---- SUPPLIED ENTRIES
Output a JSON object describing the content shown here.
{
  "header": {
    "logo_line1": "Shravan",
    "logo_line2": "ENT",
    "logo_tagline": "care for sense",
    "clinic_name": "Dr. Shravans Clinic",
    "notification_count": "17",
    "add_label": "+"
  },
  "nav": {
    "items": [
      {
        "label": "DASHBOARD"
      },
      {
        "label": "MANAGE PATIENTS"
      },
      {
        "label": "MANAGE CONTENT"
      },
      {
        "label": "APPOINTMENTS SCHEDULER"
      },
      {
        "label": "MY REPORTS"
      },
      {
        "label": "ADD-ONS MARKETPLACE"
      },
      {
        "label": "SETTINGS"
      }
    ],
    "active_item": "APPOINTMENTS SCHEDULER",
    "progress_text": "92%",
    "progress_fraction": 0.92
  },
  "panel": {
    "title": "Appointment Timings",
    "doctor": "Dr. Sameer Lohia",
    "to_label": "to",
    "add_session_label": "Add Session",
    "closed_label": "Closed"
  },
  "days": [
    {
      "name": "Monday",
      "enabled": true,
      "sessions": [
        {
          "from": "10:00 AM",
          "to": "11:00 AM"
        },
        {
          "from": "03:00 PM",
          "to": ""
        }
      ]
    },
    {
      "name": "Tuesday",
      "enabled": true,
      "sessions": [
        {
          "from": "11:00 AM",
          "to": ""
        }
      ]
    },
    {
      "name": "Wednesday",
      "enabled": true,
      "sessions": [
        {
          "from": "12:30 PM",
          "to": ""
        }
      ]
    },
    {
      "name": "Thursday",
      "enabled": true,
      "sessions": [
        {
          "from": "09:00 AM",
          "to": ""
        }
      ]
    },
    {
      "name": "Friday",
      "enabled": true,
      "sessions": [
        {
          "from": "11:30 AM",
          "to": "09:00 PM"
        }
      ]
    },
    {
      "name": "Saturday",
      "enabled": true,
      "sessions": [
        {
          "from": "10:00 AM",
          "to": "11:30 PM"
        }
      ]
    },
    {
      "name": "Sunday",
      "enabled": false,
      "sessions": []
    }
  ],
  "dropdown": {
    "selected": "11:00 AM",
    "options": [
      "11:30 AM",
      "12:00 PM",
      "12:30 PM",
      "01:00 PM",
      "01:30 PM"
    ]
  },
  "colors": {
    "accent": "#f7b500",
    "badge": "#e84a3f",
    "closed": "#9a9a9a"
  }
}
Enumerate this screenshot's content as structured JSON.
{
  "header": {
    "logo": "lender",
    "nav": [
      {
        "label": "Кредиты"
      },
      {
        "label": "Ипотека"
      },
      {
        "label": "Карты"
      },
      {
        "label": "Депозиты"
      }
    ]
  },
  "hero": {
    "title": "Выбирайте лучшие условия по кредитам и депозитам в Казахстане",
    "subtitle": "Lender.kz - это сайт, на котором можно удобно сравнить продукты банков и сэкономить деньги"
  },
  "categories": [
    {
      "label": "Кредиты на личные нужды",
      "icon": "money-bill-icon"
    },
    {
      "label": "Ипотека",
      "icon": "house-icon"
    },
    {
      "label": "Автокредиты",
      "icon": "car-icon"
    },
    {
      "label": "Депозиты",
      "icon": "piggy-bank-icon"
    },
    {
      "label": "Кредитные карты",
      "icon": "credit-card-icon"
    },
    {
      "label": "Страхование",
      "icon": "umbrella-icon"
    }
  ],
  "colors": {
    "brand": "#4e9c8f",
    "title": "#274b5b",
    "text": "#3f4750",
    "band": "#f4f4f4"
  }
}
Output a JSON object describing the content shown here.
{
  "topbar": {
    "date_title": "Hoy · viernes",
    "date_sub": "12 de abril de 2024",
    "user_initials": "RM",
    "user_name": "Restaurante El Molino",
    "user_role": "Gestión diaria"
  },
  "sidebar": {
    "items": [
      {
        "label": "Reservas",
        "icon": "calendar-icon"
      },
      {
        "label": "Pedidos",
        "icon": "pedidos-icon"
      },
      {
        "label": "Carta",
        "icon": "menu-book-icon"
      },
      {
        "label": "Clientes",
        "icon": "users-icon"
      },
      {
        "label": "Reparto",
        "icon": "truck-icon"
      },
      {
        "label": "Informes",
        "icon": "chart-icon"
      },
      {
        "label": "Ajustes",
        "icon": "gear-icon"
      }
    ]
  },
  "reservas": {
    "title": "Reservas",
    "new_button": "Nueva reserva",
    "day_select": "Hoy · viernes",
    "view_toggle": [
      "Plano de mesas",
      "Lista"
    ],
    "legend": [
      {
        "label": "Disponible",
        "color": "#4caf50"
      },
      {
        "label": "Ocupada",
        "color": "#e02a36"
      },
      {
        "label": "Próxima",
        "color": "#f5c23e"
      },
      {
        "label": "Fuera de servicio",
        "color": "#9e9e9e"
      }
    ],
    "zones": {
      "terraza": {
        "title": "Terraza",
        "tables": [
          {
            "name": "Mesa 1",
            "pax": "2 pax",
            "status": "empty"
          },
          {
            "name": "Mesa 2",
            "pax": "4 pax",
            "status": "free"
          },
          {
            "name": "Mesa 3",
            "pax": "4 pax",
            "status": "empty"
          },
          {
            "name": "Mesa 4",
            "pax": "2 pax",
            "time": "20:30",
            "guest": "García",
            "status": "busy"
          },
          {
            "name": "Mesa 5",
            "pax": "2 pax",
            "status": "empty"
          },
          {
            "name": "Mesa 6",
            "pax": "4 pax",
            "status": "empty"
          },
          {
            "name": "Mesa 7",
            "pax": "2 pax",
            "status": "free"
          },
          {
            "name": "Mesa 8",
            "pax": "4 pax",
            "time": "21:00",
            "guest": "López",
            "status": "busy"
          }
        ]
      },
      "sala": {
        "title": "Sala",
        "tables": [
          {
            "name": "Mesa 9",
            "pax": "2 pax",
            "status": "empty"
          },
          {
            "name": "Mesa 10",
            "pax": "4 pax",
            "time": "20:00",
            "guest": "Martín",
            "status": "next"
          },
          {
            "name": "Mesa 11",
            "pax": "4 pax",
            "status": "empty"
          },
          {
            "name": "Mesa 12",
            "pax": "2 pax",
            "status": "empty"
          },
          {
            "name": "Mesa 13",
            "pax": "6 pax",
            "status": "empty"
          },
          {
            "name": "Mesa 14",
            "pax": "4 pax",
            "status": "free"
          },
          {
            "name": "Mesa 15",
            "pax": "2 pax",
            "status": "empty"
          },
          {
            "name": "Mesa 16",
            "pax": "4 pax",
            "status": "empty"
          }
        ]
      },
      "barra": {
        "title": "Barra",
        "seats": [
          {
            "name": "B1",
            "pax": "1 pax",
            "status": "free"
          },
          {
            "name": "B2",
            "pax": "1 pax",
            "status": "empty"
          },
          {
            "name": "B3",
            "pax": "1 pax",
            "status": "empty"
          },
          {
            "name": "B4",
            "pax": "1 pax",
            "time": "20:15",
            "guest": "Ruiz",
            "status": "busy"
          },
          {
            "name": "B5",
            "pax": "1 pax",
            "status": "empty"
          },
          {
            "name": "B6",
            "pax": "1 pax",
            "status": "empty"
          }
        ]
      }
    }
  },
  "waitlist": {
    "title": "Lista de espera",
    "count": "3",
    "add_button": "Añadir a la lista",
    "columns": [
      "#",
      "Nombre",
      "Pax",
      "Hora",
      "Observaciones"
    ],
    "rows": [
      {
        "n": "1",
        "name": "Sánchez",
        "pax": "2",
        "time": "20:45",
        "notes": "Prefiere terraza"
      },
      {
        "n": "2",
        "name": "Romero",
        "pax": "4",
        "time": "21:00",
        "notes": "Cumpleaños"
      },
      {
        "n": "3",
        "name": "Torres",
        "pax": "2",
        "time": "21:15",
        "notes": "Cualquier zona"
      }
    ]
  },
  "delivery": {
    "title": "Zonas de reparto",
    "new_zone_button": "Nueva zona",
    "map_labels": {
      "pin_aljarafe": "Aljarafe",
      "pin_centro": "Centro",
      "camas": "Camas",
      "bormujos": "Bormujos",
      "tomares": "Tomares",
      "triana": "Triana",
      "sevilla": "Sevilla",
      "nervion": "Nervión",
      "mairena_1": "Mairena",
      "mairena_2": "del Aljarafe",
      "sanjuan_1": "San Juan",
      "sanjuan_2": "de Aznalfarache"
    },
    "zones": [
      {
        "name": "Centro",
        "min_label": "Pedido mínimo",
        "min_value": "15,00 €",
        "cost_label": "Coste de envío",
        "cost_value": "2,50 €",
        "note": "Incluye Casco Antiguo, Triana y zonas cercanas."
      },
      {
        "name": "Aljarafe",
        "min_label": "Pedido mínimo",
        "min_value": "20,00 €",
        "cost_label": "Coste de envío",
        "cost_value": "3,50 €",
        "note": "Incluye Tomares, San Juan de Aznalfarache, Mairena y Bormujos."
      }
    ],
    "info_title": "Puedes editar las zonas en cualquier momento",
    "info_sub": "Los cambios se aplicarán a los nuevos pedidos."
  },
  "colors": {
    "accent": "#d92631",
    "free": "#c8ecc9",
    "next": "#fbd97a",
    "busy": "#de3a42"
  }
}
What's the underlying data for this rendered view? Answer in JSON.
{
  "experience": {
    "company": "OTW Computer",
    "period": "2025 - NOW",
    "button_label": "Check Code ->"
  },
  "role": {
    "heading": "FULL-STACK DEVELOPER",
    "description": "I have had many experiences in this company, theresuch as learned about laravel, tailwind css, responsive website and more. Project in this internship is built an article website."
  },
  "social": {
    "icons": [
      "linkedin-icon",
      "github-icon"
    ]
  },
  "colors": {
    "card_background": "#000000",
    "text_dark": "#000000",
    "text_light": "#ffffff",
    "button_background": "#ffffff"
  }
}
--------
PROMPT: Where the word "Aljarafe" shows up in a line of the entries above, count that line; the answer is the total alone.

SOLUTION FOR THIS EXERCISE: 3